This month I got quite a bit of reading done. I am pretty happy about that!
- Freedom Summer by Bruce W. Watson was an excellent book. I am too young to have participated — or even really to understand that is was happening — but I have always wished I could have been there. Reading this book was extremely educational. I now have a much better understanding of what happened, and I can honestly say that I am not sure I could have done what those people did. I was especially interested learning about what some of those people did later, how they affected the later ’60s.
- Uncommon Grounds by Sandra Blazon was a quick read — a mystery with some romance thrown in. It was fun, and I will probably read more by this author.
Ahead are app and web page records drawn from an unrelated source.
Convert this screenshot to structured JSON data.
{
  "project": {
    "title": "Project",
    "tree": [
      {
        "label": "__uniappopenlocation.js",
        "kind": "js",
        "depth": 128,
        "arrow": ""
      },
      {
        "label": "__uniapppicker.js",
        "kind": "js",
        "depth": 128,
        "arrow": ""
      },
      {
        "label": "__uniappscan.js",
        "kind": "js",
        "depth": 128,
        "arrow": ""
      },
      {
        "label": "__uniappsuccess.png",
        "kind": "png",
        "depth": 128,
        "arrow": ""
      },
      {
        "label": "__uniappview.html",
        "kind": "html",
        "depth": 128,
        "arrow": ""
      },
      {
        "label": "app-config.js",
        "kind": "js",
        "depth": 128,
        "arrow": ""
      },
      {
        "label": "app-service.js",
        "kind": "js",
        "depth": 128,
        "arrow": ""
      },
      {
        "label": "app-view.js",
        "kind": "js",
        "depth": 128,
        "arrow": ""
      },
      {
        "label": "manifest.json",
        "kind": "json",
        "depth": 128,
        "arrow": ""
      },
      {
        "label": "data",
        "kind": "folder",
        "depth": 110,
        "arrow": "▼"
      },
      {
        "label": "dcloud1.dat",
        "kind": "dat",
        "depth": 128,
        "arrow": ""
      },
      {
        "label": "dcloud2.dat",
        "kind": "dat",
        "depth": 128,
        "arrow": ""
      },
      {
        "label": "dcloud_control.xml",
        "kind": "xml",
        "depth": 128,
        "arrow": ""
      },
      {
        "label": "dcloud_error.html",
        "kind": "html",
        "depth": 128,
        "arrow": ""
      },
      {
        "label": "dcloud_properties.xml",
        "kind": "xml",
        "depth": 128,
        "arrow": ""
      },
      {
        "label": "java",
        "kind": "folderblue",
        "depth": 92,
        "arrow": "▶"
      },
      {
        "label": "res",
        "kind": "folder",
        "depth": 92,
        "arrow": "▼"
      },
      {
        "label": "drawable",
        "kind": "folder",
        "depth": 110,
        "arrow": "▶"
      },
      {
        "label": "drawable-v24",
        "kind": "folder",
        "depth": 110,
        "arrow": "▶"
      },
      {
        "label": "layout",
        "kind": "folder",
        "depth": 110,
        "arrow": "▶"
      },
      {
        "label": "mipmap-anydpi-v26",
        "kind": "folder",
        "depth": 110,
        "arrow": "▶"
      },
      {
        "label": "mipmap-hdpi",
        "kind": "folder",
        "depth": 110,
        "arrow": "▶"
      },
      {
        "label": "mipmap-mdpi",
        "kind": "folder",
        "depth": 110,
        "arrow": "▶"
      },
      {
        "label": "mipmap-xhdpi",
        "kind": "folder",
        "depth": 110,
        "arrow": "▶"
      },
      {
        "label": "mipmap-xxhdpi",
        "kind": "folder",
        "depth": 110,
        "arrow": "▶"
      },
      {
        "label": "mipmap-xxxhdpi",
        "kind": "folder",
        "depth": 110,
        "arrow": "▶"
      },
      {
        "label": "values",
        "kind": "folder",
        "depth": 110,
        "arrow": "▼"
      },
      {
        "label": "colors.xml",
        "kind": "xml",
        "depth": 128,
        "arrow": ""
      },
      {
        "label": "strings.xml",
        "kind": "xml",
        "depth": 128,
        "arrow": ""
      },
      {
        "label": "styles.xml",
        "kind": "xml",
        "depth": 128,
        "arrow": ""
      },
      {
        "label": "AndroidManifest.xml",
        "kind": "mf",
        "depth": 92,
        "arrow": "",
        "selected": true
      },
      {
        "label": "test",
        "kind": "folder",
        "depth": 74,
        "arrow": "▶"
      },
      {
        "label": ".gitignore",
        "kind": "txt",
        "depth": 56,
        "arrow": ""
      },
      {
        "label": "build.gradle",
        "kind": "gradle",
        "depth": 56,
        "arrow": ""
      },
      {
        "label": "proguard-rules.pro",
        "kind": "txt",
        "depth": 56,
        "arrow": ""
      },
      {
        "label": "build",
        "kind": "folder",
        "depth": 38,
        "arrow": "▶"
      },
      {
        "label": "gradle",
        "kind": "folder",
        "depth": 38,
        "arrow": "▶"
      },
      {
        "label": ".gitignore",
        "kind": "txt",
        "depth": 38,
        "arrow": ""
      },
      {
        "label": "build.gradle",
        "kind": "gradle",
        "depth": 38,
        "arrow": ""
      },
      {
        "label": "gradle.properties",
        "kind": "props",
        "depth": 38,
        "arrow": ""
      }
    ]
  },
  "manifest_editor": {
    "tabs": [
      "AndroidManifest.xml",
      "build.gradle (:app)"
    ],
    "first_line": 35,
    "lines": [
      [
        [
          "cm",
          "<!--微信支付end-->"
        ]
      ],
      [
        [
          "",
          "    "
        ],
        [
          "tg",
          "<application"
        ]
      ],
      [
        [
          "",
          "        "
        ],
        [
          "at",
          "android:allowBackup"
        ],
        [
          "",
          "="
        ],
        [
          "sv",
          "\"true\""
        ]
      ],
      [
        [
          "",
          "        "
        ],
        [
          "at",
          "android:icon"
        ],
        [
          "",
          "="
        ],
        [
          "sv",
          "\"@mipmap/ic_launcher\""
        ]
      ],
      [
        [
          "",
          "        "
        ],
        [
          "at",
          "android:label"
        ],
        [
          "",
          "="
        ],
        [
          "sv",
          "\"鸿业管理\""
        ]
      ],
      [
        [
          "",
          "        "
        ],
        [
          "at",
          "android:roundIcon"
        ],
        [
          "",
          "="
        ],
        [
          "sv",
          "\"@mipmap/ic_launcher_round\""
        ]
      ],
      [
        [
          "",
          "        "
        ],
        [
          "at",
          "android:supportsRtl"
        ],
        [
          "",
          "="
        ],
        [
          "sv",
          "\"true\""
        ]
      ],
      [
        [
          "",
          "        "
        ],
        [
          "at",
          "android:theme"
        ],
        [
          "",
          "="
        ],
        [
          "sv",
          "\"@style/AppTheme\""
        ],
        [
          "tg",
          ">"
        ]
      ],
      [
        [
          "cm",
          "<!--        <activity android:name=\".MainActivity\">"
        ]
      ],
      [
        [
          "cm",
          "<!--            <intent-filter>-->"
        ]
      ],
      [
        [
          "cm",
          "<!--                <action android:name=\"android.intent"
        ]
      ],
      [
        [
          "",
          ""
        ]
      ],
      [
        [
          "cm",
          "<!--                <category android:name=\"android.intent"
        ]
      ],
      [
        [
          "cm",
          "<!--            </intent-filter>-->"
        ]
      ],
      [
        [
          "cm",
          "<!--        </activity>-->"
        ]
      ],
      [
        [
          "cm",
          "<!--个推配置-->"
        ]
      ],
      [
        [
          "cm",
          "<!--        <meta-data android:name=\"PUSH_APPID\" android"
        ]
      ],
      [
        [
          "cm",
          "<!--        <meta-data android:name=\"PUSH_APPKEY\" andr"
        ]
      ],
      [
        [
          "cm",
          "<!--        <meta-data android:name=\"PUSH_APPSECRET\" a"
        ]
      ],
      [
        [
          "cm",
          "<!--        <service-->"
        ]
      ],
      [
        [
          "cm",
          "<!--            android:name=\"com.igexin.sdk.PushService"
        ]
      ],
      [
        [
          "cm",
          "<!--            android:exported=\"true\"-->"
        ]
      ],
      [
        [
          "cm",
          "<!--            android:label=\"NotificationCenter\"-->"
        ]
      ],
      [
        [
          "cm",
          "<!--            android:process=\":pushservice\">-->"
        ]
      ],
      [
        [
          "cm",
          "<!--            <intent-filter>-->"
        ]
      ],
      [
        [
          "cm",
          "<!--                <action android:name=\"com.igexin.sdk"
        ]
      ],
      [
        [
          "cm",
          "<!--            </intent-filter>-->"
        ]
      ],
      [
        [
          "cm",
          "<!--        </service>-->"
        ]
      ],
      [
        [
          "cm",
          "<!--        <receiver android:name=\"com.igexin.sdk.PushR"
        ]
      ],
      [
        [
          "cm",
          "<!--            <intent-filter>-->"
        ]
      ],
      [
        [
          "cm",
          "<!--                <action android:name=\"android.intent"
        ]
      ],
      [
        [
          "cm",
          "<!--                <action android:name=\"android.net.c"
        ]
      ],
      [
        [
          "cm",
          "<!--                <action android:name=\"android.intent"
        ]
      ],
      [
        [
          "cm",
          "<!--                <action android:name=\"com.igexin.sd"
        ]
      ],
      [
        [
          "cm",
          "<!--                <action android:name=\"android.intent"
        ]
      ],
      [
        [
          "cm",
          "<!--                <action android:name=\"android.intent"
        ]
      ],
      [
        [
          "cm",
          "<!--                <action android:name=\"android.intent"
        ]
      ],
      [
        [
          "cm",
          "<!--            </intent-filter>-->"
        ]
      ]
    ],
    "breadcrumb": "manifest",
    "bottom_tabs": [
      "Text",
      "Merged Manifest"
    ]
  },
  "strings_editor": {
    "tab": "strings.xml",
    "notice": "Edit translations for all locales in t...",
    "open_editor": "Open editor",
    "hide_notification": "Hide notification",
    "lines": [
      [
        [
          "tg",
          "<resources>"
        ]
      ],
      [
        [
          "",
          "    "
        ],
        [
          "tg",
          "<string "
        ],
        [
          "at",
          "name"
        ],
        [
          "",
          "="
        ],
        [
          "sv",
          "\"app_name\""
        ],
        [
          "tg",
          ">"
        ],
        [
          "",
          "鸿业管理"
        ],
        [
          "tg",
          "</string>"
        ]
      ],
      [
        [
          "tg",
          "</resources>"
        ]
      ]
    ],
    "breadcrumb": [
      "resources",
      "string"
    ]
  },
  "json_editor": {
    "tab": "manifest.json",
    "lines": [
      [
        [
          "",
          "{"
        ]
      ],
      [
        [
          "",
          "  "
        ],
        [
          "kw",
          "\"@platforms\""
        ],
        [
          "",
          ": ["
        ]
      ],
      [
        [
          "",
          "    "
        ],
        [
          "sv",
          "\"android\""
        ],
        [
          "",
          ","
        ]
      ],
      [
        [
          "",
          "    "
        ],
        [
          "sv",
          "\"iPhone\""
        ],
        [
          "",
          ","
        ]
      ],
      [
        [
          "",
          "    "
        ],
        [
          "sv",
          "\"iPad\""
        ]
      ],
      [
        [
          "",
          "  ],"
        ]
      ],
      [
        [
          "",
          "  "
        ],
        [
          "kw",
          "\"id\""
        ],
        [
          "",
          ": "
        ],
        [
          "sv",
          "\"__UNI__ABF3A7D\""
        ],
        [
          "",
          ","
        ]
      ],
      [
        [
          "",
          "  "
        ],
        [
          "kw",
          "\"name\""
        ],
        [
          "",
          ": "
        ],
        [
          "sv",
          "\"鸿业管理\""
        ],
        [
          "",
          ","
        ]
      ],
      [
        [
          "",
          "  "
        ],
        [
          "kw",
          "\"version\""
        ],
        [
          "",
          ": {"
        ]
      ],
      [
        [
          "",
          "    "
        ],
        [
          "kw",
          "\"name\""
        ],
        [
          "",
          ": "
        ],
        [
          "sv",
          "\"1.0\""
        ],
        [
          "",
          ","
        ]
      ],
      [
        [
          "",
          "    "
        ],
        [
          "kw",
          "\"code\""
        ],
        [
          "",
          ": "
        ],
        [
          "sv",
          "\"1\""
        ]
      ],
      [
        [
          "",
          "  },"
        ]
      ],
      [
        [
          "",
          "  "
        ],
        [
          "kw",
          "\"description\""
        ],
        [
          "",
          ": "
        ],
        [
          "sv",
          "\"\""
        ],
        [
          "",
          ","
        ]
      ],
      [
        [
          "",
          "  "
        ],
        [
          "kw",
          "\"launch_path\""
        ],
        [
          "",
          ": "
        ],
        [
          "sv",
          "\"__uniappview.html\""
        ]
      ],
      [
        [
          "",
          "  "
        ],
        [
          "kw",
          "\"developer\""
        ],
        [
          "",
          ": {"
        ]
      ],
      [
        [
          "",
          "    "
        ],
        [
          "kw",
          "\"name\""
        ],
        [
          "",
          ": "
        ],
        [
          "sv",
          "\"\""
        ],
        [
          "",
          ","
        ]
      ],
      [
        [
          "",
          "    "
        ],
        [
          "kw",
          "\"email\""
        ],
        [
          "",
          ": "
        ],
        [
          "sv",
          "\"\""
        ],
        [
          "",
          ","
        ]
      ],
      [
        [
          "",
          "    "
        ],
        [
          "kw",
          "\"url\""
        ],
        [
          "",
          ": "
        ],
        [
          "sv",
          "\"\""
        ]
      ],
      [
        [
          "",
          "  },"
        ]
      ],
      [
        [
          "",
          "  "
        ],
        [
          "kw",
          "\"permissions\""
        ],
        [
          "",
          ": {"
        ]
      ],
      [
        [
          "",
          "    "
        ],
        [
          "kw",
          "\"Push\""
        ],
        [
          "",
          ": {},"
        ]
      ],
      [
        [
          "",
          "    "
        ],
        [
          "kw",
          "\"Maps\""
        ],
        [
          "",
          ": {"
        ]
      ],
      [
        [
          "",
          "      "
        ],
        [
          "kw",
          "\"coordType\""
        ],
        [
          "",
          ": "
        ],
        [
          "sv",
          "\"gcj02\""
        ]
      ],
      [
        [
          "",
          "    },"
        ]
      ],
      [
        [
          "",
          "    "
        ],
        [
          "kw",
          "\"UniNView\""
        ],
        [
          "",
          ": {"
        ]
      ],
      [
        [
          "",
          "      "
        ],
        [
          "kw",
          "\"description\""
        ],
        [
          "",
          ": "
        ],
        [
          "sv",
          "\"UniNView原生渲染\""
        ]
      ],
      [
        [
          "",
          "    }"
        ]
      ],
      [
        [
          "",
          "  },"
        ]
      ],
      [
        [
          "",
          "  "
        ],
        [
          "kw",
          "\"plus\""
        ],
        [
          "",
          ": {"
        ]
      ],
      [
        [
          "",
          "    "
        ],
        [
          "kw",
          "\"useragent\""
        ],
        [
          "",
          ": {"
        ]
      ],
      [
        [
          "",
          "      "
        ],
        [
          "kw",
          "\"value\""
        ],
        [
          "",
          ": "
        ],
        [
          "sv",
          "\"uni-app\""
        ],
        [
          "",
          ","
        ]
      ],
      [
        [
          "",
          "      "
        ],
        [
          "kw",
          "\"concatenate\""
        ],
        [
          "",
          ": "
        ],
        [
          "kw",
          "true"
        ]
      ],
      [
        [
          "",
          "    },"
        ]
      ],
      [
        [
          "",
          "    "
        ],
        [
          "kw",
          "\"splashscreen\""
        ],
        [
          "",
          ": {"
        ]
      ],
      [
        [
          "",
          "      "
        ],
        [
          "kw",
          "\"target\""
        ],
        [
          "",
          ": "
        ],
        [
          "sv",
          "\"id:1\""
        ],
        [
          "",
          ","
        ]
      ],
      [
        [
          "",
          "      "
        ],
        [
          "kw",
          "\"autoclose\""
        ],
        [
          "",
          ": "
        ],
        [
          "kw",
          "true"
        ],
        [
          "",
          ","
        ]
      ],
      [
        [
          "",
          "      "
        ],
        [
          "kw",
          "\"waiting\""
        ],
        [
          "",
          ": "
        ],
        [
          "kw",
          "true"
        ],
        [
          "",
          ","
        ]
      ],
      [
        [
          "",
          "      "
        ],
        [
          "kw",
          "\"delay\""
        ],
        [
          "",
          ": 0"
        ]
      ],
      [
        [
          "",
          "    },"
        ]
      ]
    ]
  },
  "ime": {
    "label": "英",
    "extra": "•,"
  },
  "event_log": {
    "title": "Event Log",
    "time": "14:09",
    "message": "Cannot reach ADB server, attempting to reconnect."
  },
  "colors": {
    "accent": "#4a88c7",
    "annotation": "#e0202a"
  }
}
- Romance & Revenge by Laina Turner is the ninth book in the series, so there was some history that I didn’t have. That didn’t make it any less fun to read, though.
- A Matter of Trust by Lis Wiehl was excellent. The plot was very well developed and really interesting. The book had a depth that some of these others don’t. I enjoyed reading it.
- St. Valentine’s Day Cookie Massacre by Elisabeth Crabtree was another fun read. I have to admit it was a little difficult to believe a successful Miami investigative reporter would return home and take a job as a food critic. Once I got past that, though, I enjoyed the story.
- He Needed Killing Too by Bill Fitts was quite good. I liked the main character, a former computer science professor turned private eye. He stumbles along and ends up providing the police with a lot of information leading them to an arrest. The book was a good one.
- “The Variable Man” by Philip K. Dick was wonderful. It made me appreciate the creativeness of individuals. I read “Beyond the Door” last year and understood that it maybe wasn’t the best of Dick’s work to start with. This was much easier to read and I really enjoyed it.
- “A Scandal in Bohemia” by Sir Arthur Conan Doyle was a Holmes story I had never read. It made me realize how simple these stories are — kind of the way Watson is amazed at how easy Holmes makes his deductions appear. As a fan of Elementary with Johnny Miller and Lucy Liu, I decided to read some of Doyle’s short stories. This one included Irene Adler and a good description of Holmes’ feelings for her.
- “The Red-Headed League” by Sir Arthur Conan Doyle was fun. I know I had read this one years ago, but I honestly couldn’t remember the ending until I was almost there this time. I am going to be reading more of these stories as the year progresses.
February is going to be a busy month, but I hope to get a similar amount of reading done. We’ll have to wait and see how that goes.